We have canned green beans, about 50 quarts, and tomatoes and tomato juice. Our late corn, which I planted in between the sweet potatoes as an experiment, was just about ready before we left on vacation. I pulled a dozen ears and took them with us. They were really good, but not quite full.

When we returned from vacation last Saturday, I pulled 54 ears of full, sweet yellow corn — most of it 10 inches long or better. I am now eating corn like a hog, twice a day and enjoying every kernel. Our food budget has had to be increased because of the extra butter and salt we needed. Also, when we got back, Linda thought the limas were ready and she picked and shelled enough for some wonderful succotash. If there is anything better over mashed potatoes, I don’t know what it is (except maybe gravy).

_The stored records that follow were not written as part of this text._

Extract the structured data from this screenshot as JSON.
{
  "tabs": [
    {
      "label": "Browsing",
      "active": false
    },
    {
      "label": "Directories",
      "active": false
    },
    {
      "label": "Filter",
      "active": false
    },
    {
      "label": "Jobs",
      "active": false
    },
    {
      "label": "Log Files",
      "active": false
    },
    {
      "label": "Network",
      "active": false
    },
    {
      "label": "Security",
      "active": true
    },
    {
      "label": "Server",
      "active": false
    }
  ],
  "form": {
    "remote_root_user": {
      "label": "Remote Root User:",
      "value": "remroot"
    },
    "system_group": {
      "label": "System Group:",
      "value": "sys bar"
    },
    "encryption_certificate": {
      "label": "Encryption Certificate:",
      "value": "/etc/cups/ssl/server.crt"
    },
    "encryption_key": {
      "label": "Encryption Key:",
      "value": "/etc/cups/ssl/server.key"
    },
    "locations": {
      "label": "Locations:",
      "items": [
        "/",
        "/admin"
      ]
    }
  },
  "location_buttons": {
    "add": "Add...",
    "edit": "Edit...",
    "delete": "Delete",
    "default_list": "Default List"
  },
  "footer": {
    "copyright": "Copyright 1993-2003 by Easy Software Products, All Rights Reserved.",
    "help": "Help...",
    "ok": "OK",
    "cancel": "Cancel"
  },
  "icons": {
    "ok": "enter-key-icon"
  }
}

And speaking of potatoes, I graveled around under the sweet potato vines which have just about taken over the garden and found two nice specimens to bake, just to give us some indication of what is to come when they are ready for harvesting. My friend, Mr. Jenkins, will be glad to know he doesn’t have to bring us a box of sweet “taters” to get us through the winter.

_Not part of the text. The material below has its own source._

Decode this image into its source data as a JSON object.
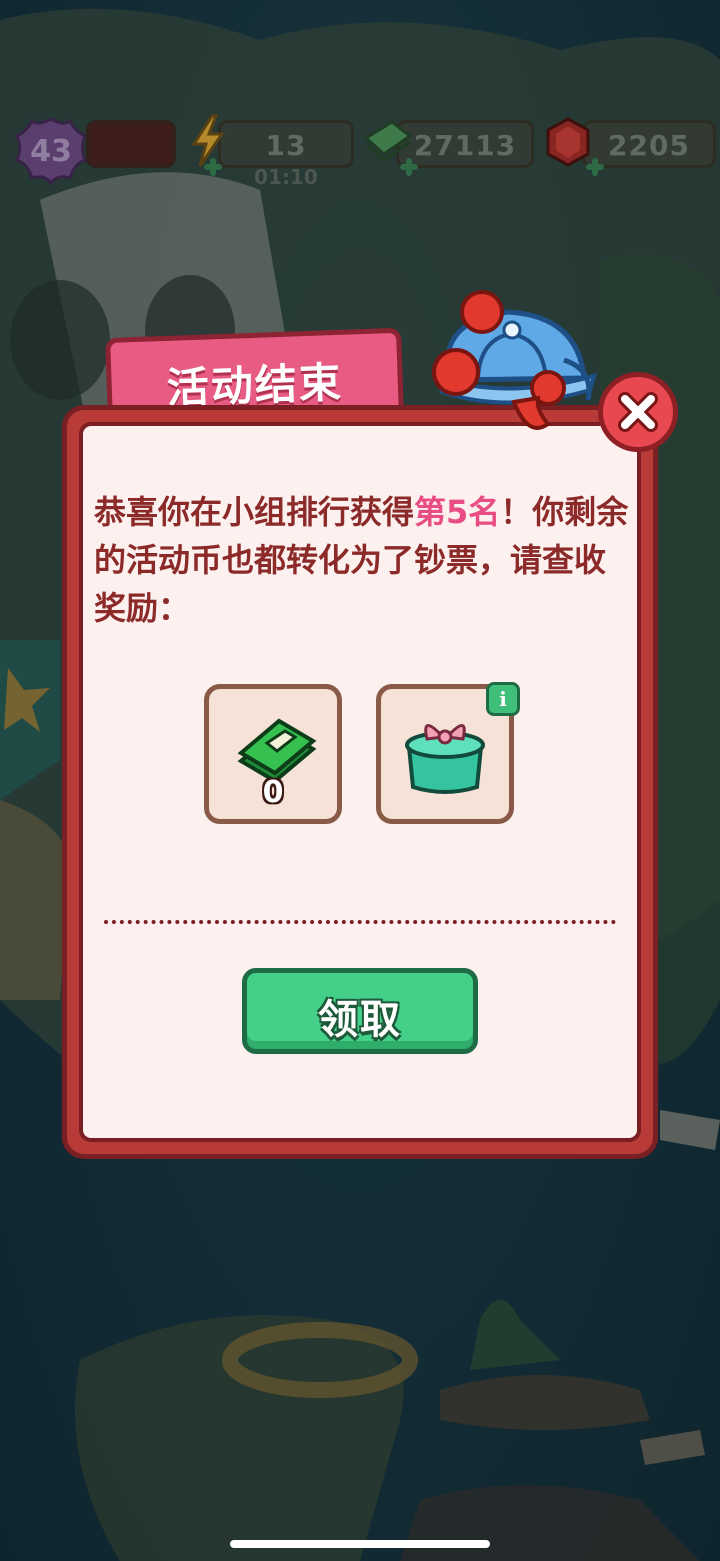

Even our little transplanted apple tree, which has been blown over twice and is now secured to the cherry tree with a double stand of fence wire, is putting out a few unidentified specimens that are small but tasty, and I am ready to try a few of them fried in a little bacon grease.

So, there you have it. I know it sounds like bragging, but we had very little to do with it. Yes, we planted and cultivated and weeded, but I think it was mostly just a very good season. The rain was plentiful, compared to some years, and it has been a wonderful growing season. As I write this, the kitchen counter is covered with green bell and huge jalapeno peppers to be cleaned and frozen, to be used in the cold weather for chili, meatloaf and whatever else we can come up with.

I trust your garden has produced similar results. It is gratifying to see things grow and mature and be productive, whether it is vegetables or children or grandchildren. I’m still working on those last two items.

Richard Brady
About Richard Brady 149 Articles
Richard Brady was born and raised within sight of Rappahannock Peak, as was his father, grandfather, great-grandfather, great-great-grandfather, etc. He graduated from George Mason University and was employed for 35 years with various agencies of the federal government. He retired in 2001, and he and his wife, Linda, live in Flint Hill, Va.